:: STORED DATA ::

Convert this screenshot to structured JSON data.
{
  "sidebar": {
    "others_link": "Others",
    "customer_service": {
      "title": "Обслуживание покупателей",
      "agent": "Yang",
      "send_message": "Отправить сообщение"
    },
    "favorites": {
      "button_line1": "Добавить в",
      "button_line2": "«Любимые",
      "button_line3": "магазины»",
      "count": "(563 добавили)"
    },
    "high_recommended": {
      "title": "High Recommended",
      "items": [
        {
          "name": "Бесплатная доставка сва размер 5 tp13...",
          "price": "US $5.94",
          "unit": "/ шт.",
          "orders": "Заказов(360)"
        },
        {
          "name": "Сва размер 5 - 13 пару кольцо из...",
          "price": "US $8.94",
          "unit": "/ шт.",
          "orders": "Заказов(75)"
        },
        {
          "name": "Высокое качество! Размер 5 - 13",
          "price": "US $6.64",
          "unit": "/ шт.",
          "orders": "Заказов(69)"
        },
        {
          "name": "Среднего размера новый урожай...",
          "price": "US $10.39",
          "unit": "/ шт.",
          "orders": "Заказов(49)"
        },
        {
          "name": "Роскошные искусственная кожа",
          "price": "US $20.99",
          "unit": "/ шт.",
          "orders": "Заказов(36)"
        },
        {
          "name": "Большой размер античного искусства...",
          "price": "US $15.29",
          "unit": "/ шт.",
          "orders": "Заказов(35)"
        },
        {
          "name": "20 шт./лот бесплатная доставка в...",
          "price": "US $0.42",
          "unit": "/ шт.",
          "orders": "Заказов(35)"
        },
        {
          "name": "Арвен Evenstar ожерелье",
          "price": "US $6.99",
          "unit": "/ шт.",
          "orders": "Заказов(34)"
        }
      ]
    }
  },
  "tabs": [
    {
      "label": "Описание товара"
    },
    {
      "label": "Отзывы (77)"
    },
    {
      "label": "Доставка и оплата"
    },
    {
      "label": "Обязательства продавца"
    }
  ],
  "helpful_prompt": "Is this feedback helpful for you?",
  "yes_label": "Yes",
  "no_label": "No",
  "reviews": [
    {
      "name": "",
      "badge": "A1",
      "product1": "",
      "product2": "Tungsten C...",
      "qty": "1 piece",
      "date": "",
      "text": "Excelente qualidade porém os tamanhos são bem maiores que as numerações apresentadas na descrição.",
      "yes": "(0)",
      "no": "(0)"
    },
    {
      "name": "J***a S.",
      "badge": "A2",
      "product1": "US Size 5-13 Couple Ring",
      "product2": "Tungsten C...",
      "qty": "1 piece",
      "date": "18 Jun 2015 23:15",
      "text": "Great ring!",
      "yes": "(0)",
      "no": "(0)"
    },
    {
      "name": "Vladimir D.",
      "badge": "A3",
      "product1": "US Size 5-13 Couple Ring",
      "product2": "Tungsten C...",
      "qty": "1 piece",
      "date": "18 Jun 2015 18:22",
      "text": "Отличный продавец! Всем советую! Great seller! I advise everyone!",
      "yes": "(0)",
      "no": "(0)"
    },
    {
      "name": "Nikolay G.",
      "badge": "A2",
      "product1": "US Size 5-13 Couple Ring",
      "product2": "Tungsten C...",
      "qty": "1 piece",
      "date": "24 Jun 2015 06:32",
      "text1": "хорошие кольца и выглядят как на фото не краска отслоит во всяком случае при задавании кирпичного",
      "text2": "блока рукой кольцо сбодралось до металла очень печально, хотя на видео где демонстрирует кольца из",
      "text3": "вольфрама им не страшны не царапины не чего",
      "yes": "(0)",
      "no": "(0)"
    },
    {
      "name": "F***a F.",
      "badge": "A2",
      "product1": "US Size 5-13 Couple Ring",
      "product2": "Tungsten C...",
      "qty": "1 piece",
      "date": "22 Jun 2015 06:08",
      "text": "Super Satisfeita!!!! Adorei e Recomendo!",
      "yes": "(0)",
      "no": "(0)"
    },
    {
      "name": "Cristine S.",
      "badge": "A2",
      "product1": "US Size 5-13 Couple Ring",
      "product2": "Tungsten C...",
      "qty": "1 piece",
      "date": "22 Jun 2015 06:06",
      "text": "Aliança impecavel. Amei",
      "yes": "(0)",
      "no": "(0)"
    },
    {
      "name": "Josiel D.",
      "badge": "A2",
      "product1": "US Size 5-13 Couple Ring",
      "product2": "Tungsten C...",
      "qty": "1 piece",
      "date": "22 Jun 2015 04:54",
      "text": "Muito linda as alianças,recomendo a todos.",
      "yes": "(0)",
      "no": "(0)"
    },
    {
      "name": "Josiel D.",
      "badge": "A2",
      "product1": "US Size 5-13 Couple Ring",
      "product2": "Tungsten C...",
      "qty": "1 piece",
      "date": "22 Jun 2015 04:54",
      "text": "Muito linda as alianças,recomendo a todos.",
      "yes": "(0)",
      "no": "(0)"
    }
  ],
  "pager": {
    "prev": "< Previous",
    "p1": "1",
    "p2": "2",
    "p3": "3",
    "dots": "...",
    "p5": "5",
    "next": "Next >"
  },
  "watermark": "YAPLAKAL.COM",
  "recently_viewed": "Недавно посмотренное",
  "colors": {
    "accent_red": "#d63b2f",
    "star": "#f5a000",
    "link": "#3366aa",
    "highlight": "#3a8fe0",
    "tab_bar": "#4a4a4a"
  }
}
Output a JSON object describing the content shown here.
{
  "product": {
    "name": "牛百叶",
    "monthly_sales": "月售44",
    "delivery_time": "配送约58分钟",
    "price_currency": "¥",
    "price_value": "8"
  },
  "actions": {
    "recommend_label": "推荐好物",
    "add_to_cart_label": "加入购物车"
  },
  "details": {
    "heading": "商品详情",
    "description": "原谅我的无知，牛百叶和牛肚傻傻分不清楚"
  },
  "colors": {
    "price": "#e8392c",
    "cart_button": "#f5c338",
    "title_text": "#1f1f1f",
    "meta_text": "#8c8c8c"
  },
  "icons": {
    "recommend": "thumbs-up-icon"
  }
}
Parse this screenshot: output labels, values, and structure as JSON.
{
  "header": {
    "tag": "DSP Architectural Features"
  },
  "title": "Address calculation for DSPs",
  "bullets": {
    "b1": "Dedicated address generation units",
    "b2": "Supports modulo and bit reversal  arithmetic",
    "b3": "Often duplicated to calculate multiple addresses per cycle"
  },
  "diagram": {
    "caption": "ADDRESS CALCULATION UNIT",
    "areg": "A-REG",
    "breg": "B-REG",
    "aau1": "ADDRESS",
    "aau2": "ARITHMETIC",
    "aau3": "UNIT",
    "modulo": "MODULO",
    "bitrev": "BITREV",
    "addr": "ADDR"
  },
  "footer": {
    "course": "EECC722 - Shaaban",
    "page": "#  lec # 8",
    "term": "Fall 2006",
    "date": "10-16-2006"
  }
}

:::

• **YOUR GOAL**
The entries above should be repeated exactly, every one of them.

• **EXERCISE RESPONSE**
Convert this screenshot to structured JSON data.
{
  "sidebar": {
    "others_link": "Others",
    "customer_service": {
      "title": "Обслуживание покупателей",
      "agent": "Yang",
      "send_message": "Отправить сообщение"
    },
    "favorites": {
      "button_line1": "Добавить в",
      "button_line2": "«Любимые",
      "button_line3": "магазины»",
      "count": "(563 добавили)"
    },
    "high_recommended": {
      "title": "High Recommended",
      "items": [
        {
          "name": "Бесплатная доставка сва размер 5 tp13...",
          "price": "US $5.94",
          "unit": "/ шт.",
          "orders": "Заказов(360)"
        },
        {
          "name": "Сва размер 5 - 13 пару кольцо из...",
          "price": "US $8.94",
          "unit": "/ шт.",
          "orders": "Заказов(75)"
        },
        {
          "name": "Высокое качество! Размер 5 - 13",
          "price": "US $6.64",
          "unit": "/ шт.",
          "orders": "Заказов(69)"
        },
        {
          "name": "Среднего размера новый урожай...",
          "price": "US $10.39",
          "unit": "/ шт.",
          "orders": "Заказов(49)"
        },
        {
          "name": "Роскошные искусственная кожа",
          "price": "US $20.99",
          "unit": "/ шт.",
          "orders": "Заказов(36)"
        },
        {
          "name": "Большой размер античного искусства...",
          "price": "US $15.29",
          "unit": "/ шт.",
          "orders": "Заказов(35)"
        },
        {
          "name": "20 шт./лот бесплатная доставка в...",
          "price": "US $0.42",
          "unit": "/ шт.",
          "orders": "Заказов(35)"
        },
        {
          "name": "Арвен Evenstar ожерелье",
          "price": "US $6.99",
          "unit": "/ шт.",
          "orders": "Заказов(34)"
        }
      ]
    }
  },
  "tabs": [
    {
      "label": "Описание товара"
    },
    {
      "label": "Отзывы (77)"
    },
    {
      "label": "Доставка и оплата"
    },
    {
      "label": "Обязательства продавца"
    }
  ],
  "helpful_prompt": "Is this feedback helpful for you?",
  "yes_label": "Yes",
  "no_label": "No",
  "reviews": [
    {
      "name": "",
      "badge": "A1",
      "product1": "",
      "product2": "Tungsten C...",
      "qty": "1 piece",
      "date": "",
      "text": "Excelente qualidade porém os tamanhos são bem maiores que as numerações apresentadas na descrição.",
      "yes": "(0)",
      "no": "(0)"
    },
    {
      "name": "J***a S.",
      "badge": "A2",
      "product1": "US Size 5-13 Couple Ring",
      "product2": "Tungsten C...",
      "qty": "1 piece",
      "date": "18 Jun 2015 23:15",
      "text": "Great ring!",
      "yes": "(0)",
      "no": "(0)"
    },
    {
      "name": "Vladimir D.",
      "badge": "A3",
      "product1": "US Size 5-13 Couple Ring",
      "product2": "Tungsten C...",
      "qty": "1 piece",
      "date": "18 Jun 2015 18:22",
      "text": "Отличный продавец! Всем советую! Great seller! I advise everyone!",
      "yes": "(0)",
      "no": "(0)"
    },
    {
      "name": "Nikolay G.",
      "badge": "A2",
      "product1": "US Size 5-13 Couple Ring",
      "product2": "Tungsten C...",
      "qty": "1 piece",
      "date": "24 Jun 2015 06:32",
      "text1": "хорошие кольца и выглядят как на фото не краска отслоит во всяком случае при задавании кирпичного",
      "text2": "блока рукой кольцо сбодралось до металла очень печально, хотя на видео где демонстрирует кольца из",
      "text3": "вольфрама им не страшны не царапины не чего",
      "yes": "(0)",
      "no": "(0)"
    },
    {
      "name": "F***a F.",
      "badge": "A2",
      "product1": "US Size 5-13 Couple Ring",
      "product2": "Tungsten C...",
      "qty": "1 piece",
      "date": "22 Jun 2015 06:08",
      "text": "Super Satisfeita!!!! Adorei e Recomendo!",
      "yes": "(0)",
      "no": "(0)"
    },
    {
      "name": "Cristine S.",
      "badge": "A2",
      "product1": "US Size 5-13 Couple Ring",
      "product2": "Tungsten C...",
      "qty": "1 piece",
      "date": "22 Jun 2015 06:06",
      "text": "Aliança impecavel. Amei",
      "yes": "(0)",
      "no": "(0)"
    },
    {
      "name": "Josiel D.",
      "badge": "A2",
      "product1": "US Size 5-13 Couple Ring",
      "product2": "Tungsten C...",
      "qty": "1 piece",
      "date": "22 Jun 2015 04:54",
      "text": "Muito linda as alianças,recomendo a todos.",
      "yes": "(0)",
      "no": "(0)"
    },
    {
      "name": "Josiel D.",
      "badge": "A2",
      "product1": "US Size 5-13 Couple Ring",
      "product2": "Tungsten C...",
      "qty": "1 piece",
      "date": "22 Jun 2015 04:54",
      "text": "Muito linda as alianças,recomendo a todos.",
      "yes": "(0)",
      "no": "(0)"
    }
  ],
  "pager": {
    "prev": "< Previous",
    "p1": "1",
    "p2": "2",
    "p3": "3",
    "dots": "...",
    "p5": "5",
    "next": "Next >"
  },
  "watermark": "YAPLAKAL.COM",
  "recently_viewed": "Недавно посмотренное",
  "colors": {
    "accent_red": "#d63b2f",
    "star": "#f5a000",
    "link": "#3366aa",
    "highlight": "#3a8fe0",
    "tab_bar": "#4a4a4a"
  }
}
Output a JSON object describing the content shown here.
{
  "product": {
    "name": "牛百叶",
    "monthly_sales": "月售44",
    "delivery_time": "配送约58分钟",
    "price_currency": "¥",
    "price_value": "8"
  },
  "actions": {
    "recommend_label": "推荐好物",
    "add_to_cart_label": "加入购物车"
  },
  "details": {
    "heading": "商品详情",
    "description": "原谅我的无知，牛百叶和牛肚傻傻分不清楚"
  },
  "colors": {
    "price": "#e8392c",
    "cart_button": "#f5c338",
    "title_text": "#1f1f1f",
    "meta_text": "#8c8c8c"
  },
  "icons": {
    "recommend": "thumbs-up-icon"
  }
}
Parse this screenshot: output labels, values, and structure as JSON.
{
  "header": {
    "tag": "DSP Architectural Features"
  },
  "title": "Address calculation for DSPs",
  "bullets": {
    "b1": "Dedicated address generation units",
    "b2": "Supports modulo and bit reversal  arithmetic",
    "b3": "Often duplicated to calculate multiple addresses per cycle"
  },
  "diagram": {
    "caption": "ADDRESS CALCULATION UNIT",
    "areg": "A-REG",
    "breg": "B-REG",
    "aau1": "ADDRESS",
    "aau2": "ARITHMETIC",
    "aau3": "UNIT",
    "modulo": "MODULO",
    "bitrev": "BITREV",
    "addr": "ADDR"
  },
  "footer": {
    "course": "EECC722 - Shaaban",
    "page": "#  lec # 8",
    "term": "Fall 2006",
    "date": "10-16-2006"
  }
}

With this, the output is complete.